WHAT IS BEING ASKED >> Every entry below must be reproduced exactly.

SOURCE INFORMATION >>
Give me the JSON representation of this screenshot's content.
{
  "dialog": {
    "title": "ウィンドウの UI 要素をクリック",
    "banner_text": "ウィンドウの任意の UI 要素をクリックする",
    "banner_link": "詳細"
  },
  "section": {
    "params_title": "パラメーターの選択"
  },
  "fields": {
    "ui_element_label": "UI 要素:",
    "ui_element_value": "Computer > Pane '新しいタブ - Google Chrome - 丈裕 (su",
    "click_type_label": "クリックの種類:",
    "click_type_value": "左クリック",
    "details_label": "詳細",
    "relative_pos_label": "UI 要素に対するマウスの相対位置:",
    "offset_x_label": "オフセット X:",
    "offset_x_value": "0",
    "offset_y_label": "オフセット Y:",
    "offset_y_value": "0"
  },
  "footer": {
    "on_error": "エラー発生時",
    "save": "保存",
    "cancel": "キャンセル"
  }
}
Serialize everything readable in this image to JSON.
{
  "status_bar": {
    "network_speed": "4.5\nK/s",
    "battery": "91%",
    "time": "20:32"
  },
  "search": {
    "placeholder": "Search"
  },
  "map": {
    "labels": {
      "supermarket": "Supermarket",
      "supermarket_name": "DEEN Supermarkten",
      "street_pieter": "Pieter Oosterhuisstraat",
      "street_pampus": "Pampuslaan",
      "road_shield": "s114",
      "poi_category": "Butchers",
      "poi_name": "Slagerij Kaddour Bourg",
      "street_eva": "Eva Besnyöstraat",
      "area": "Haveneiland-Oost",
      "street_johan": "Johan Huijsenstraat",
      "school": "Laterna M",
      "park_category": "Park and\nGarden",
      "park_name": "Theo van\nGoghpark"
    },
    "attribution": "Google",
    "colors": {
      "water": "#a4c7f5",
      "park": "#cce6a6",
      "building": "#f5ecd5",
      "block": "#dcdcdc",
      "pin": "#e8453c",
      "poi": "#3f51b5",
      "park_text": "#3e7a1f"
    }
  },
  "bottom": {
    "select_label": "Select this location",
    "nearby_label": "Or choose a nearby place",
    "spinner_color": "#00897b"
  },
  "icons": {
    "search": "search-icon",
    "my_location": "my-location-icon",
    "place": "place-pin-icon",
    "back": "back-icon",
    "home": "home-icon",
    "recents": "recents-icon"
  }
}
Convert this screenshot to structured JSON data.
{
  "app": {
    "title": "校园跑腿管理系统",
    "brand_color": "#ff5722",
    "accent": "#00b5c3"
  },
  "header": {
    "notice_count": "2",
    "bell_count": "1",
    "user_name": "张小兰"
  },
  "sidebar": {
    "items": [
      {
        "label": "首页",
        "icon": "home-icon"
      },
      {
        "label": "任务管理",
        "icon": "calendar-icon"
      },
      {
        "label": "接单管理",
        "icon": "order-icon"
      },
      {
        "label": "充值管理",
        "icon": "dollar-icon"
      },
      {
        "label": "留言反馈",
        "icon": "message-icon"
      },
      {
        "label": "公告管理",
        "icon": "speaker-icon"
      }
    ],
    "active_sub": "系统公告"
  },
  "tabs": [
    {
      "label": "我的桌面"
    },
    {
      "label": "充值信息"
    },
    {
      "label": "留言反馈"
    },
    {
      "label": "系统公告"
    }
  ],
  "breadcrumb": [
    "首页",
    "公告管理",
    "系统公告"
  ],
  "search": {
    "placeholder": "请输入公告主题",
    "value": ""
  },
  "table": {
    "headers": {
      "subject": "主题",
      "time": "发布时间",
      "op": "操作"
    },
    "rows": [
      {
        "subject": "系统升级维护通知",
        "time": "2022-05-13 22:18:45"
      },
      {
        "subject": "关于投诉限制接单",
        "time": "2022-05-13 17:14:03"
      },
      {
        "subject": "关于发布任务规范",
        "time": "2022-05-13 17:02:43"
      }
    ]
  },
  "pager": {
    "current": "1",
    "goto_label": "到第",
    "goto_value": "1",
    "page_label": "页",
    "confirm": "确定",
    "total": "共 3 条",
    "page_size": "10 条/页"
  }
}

ANSWER SPACE >>
Give me the JSON representation of this screenshot's content.
{
  "dialog": {
    "title": "ウィンドウの UI 要素をクリック",
    "banner_text": "ウィンドウの任意の UI 要素をクリックする",
    "banner_link": "詳細"
  },
  "section": {
    "params_title": "パラメーターの選択"
  },
  "fields": {
    "ui_element_label": "UI 要素:",
    "ui_element_value": "Computer > Pane '新しいタブ - Google Chrome - 丈裕 (su",
    "click_type_label": "クリックの種類:",
    "click_type_value": "左クリック",
    "details_label": "詳細",
    "relative_pos_label": "UI 要素に対するマウスの相対位置:",
    "offset_x_label": "オフセット X:",
    "offset_x_value": "0",
    "offset_y_label": "オフセット Y:",
    "offset_y_value": "0"
  },
  "footer": {
    "on_error": "エラー発生時",
    "save": "保存",
    "cancel": "キャンセル"
  }
}
Serialize everything readable in this image to JSON.
{
  "status_bar": {
    "network_speed": "4.5\nK/s",
    "battery": "91%",
    "time": "20:32"
  },
  "search": {
    "placeholder": "Search"
  },
  "map": {
    "labels": {
      "supermarket": "Supermarket",
      "supermarket_name": "DEEN Supermarkten",
      "street_pieter": "Pieter Oosterhuisstraat",
      "street_pampus": "Pampuslaan",
      "road_shield": "s114",
      "poi_category": "Butchers",
      "poi_name": "Slagerij Kaddour Bourg",
      "street_eva": "Eva Besnyöstraat",
      "area": "Haveneiland-Oost",
      "street_johan": "Johan Huijsenstraat",
      "school": "Laterna M",
      "park_category": "Park and\nGarden",
      "park_name": "Theo van\nGoghpark"
    },
    "attribution": "Google",
    "colors": {
      "water": "#a4c7f5",
      "park": "#cce6a6",
      "building": "#f5ecd5",
      "block": "#dcdcdc",
      "pin": "#e8453c",
      "poi": "#3f51b5",
      "park_text": "#3e7a1f"
    }
  },
  "bottom": {
    "select_label": "Select this location",
    "nearby_label": "Or choose a nearby place",
    "spinner_color": "#00897b"
  },
  "icons": {
    "search": "search-icon",
    "my_location": "my-location-icon",
    "place": "place-pin-icon",
    "back": "back-icon",
    "home": "home-icon",
    "recents": "recents-icon"
  }
}
Convert this screenshot to structured JSON data.
{
  "app": {
    "title": "校园跑腿管理系统",
    "brand_color": "#ff5722",
    "accent": "#00b5c3"
  },
  "header": {
    "notice_count": "2",
    "bell_count": "1",
    "user_name": "张小兰"
  },
  "sidebar": {
    "items": [
      {
        "label": "首页",
        "icon": "home-icon"
      },
      {
        "label": "任务管理",
        "icon": "calendar-icon"
      },
      {
        "label": "接单管理",
        "icon": "order-icon"
      },
      {
        "label": "充值管理",
        "icon": "dollar-icon"
      },
      {
        "label": "留言反馈",
        "icon": "message-icon"
      },
      {
        "label": "公告管理",
        "icon": "speaker-icon"
      }
    ],
    "active_sub": "系统公告"
  },
  "tabs": [
    {
      "label": "我的桌面"
    },
    {
      "label": "充值信息"
    },
    {
      "label": "留言反馈"
    },
    {
      "label": "系统公告"
    }
  ],
  "breadcrumb": [
    "首页",
    "公告管理",
    "系统公告"
  ],
  "search": {
    "placeholder": "请输入公告主题",
    "value": ""
  },
  "table": {
    "headers": {
      "subject": "主题",
      "time": "发布时间",
      "op": "操作"
    },
    "rows": [
      {
        "subject": "系统升级维护通知",
        "time": "2022-05-13 22:18:45"
      },
      {
        "subject": "关于投诉限制接单",
        "time": "2022-05-13 17:14:03"
      },
      {
        "subject": "关于发布任务规范",
        "time": "2022-05-13 17:02:43"
      }
    ]
  },
  "pager": {
    "current": "1",
    "goto_label": "到第",
    "goto_value": "1",
    "page_label": "页",
    "confirm": "确定",
    "total": "共 3 条",
    "page_size": "10 条/页"
  }
}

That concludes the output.